(L-R): (front row) Chief of Staff Corey Bunch, Principal Chief Chuck Hoskin Jr., Tahlequah City Mayor Suzanne Myers, Attorney General Chad Harsha, (middle row) Secretary of State Shella Bowlin, Council of the Cherokee Nation for District 1 Sasha Balckfox-Qualls, Delegate to Congress Kim Teehee, Tahlequah Police Chief Nate King, (back row) Deputy Secretary of State Canaan Duncan, Secretary of Veterans Affairs S. Joe Crittenden, Deputy Secretary of State Taralee Montgomery, Tahlequah City Councilor for Ward 3 Stephen Highers, City of Tahlequah Administrator Taylor Tannehill and Tahlequah City Assistant Police Chief Dexter Scott.


TAHLEQUAH, Okla. — The Cherokee Nation signed an agreement with the city of Tahlequah on Thursday that acknowledges the tribe’s intent to share revenue from traffic citations with city officials.

Tahlequah, the capital of the Cherokee Nation, is the 30th municipality within the Cherokee Nation Reservation to sign such an agreement with the tribe, ensuring the city does not lose funding sources after the historic U.S. Supreme Court’s McGirt ruling and the 10th Circuit’s more recent Hooper decision.

Under the agreement, the city of Tahlequah will collect fines from traffic tickets given to tribal citizens in the city limits and keep all but $30 from each ticket.

“The Cherokee Nation believes in partnerships especially when it comes to public safety, and it’s great to partner in our hometown,” Cherokee Nation Principal Chief Chuck Hoskin Jr. said. “This agreement with the city of Tahlequah allows them to retain revenue from traffic tickets, making the process more efficient and meeting our overall objective of making sure we work as a team for Cherokee citizens and non-citizens alike, as we all take on this very important responsibility of protecting citizens. This agreement is one of 30 that we have now signed across the reservation, and we hope more municipalities come on board.”

Under the agreement, the city of Tahlequah will be able to retain fees and fines associated with traffic stops of Native citizens, in recognition and exchange for the policing and administrative functions provided by the municipality.

“This agreement with the Cherokee Nation greatly strengthens our partnership, placing utmost importance on ensuring public safety for all citizens of Tahlequah," stated Tahlequah City Mayor Suzanne Myers. "Our city is experiencing remarkable growth, and with this agreement in place, we can confidently maintain our revenue from traffic citations, ensuring that Tahlequah continues to flourish. We deeply appreciate and value our partnership with the Cherokee Nation, and we are excited to embark on this progressive agreement."

Every policing agency within the Cherokee Nation Reservation has a cross-deputization agreement with the Cherokee Nation, which allows for the continued enforcement of laws, including traffic violations. Most of these agreements have been in place for decades.

“All around, we have a shared responsibility when it comes to public safety.
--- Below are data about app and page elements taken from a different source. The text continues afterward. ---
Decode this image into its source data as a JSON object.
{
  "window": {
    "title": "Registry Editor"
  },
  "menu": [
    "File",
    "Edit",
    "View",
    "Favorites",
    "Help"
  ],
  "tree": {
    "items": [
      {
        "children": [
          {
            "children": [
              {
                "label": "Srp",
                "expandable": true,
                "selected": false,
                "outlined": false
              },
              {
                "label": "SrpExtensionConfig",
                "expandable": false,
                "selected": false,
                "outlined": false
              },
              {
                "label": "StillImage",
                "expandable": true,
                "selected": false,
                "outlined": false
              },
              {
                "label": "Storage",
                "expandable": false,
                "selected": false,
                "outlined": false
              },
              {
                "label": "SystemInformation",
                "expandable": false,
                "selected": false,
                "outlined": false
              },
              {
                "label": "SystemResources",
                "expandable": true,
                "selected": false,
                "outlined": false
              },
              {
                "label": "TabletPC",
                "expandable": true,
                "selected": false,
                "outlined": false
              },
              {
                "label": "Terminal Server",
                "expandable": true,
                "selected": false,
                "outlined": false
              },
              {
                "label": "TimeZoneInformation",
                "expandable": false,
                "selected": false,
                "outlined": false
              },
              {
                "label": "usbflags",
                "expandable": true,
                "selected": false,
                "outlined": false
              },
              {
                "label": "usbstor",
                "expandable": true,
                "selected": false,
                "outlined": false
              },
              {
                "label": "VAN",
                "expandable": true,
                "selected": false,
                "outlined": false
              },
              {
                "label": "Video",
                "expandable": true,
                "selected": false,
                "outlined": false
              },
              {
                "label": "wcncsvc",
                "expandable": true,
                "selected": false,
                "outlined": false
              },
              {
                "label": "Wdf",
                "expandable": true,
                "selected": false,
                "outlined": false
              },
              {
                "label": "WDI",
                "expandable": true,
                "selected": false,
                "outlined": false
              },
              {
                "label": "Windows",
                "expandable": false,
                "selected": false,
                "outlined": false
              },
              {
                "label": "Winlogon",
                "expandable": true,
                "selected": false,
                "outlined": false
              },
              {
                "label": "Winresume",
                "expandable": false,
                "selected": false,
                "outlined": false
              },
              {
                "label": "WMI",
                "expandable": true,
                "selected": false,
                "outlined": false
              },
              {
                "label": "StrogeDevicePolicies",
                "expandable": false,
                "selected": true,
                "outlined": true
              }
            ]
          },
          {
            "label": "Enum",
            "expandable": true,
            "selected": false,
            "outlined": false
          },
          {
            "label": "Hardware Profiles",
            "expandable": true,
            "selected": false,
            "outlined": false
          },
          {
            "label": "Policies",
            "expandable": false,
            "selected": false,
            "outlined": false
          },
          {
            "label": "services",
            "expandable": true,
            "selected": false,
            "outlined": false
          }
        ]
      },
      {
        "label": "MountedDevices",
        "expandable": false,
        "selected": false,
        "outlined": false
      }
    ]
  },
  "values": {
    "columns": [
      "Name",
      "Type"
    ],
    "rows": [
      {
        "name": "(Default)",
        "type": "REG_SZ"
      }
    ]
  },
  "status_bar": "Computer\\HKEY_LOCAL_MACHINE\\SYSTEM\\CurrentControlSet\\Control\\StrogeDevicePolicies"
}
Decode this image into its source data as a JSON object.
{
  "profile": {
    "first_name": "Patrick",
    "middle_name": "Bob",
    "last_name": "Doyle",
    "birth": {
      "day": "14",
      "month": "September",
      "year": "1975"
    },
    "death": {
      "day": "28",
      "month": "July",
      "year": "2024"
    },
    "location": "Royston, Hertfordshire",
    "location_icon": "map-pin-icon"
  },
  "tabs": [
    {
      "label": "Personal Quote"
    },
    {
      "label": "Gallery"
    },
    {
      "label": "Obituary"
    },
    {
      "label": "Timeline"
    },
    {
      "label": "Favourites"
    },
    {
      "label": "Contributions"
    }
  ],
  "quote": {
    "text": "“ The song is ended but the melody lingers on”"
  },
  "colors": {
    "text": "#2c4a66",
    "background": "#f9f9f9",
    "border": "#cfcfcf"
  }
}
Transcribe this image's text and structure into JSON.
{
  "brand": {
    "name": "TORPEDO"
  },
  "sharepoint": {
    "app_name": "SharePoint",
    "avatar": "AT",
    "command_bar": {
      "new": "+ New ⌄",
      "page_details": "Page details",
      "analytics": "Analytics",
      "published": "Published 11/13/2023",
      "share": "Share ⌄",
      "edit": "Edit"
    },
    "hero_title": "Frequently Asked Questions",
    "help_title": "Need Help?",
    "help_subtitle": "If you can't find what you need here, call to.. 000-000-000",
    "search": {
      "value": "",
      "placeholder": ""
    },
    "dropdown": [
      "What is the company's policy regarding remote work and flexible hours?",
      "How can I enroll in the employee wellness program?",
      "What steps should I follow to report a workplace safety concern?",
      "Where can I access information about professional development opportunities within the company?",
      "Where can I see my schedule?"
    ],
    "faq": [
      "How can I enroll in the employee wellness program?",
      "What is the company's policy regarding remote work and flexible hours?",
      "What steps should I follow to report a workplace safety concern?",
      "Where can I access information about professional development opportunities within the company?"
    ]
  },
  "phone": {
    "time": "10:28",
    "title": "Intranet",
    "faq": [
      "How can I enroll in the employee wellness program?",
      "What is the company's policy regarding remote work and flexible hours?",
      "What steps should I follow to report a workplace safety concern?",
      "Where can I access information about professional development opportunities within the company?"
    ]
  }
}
This agreement with the city of Tahlequah allows the city to maintain revenue for its needs,” Deputy Chief Bryan Warner said. “We want to make sure that people understand how much we value our government-to-government relationships because it is very important that we continue to partner with our neighbors across the reservation.”

Other cities to sign municipality agreements with the Cherokee Nation to retain the fees and fines for traffic citations issued to Native Americans include: Adair, Bernice, Chelsea, Chouteau, Colcord, Foyil, Gans, Gore, Hulbert, Jay, Kansas, Locust Grove, Marble City, Muldrow, Muskogee, Owasso, Porum, Pryor, Salina, Stilwell, Talala, Verdigris, Vian, Vinita, Warner, Watts, West Siloam Springs and Westville.

Across the 7,000-square-mile Cherokee Nation Reservation, citizens of tribal nations are subject to Cherokee Nation laws relating to a variety of matters, including public safety laws, Chief Hoskin said.

“Irrespective of whether we have an agreement of any sort in place in any particular community within our reservation, it is important to understand that Cherokee Nation has a comprehensive criminal code substantially similar to the state of Oklahoma’s code,” Chief Hoskin added. “This means that wild and irresponsible claims that tribal citizens are not subject to traffic laws are simply false.”

The formal signing between the Cherokee Nation and the city of Tahlequah follows the 10th U.S. Circuit Court of Appeals ruling in the Hooper v. City of Tulsa case, which reaffirmed that state and municipal agencies do not have jurisdiction over municipal violations committed by tribal citizens within tribal reservations.

Download video